=== Aim of the exercise ===
What lines of the material hold the string "Tầng"? Pull each of them out.
====== Recorded information ======
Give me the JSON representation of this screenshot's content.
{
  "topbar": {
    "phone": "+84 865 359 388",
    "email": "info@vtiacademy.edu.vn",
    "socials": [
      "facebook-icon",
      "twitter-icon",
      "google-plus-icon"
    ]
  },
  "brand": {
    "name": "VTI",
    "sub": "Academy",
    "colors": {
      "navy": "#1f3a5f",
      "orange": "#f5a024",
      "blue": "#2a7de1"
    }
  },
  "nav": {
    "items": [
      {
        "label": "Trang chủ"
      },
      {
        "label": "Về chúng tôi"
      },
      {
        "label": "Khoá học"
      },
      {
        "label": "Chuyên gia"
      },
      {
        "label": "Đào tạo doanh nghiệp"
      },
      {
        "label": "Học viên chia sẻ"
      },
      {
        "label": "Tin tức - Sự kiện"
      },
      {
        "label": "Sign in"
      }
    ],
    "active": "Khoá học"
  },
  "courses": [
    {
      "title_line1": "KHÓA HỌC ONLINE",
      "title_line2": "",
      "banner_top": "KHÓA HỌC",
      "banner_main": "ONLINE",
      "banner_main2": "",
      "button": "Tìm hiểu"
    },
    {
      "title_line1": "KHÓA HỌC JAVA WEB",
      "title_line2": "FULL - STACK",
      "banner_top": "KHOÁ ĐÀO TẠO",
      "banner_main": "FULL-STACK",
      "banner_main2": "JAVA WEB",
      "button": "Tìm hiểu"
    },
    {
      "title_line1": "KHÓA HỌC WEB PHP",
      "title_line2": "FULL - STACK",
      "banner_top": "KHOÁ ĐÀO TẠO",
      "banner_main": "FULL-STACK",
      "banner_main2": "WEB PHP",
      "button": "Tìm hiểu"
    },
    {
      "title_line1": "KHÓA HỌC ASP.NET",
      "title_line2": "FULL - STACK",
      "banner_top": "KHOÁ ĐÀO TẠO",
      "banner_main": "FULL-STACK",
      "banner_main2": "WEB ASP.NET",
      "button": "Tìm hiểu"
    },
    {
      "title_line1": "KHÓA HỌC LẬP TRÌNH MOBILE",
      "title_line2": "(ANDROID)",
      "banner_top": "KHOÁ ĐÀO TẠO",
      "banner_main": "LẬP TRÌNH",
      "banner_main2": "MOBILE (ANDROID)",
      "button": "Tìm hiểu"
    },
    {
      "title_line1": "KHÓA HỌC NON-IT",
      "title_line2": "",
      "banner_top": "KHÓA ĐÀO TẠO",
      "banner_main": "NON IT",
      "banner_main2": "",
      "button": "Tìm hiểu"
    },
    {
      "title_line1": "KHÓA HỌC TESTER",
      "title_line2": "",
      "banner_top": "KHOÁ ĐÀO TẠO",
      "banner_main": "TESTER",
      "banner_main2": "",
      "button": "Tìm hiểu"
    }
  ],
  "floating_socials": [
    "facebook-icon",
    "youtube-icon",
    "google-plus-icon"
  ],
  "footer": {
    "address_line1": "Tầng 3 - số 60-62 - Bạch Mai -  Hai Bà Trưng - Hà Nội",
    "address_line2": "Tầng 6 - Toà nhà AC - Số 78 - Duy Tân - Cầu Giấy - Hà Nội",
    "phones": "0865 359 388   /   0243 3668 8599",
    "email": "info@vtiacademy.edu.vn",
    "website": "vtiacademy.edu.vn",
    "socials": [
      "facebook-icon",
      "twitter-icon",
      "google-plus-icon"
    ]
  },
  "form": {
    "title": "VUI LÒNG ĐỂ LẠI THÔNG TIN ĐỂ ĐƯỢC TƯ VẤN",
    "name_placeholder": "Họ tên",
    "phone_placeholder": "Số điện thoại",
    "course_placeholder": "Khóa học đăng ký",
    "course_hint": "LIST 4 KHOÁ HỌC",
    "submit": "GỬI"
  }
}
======
=== Answer below ===
    "address_line1": "Tầng 3 - số 60-62 - Bạch Mai -  Hai Bà Trưng - Hà Nội",
    "address_line2": "Tầng 6 - Toà nhà AC - Số 78 - Duy Tân - Cầu Giấy - Hà Nội",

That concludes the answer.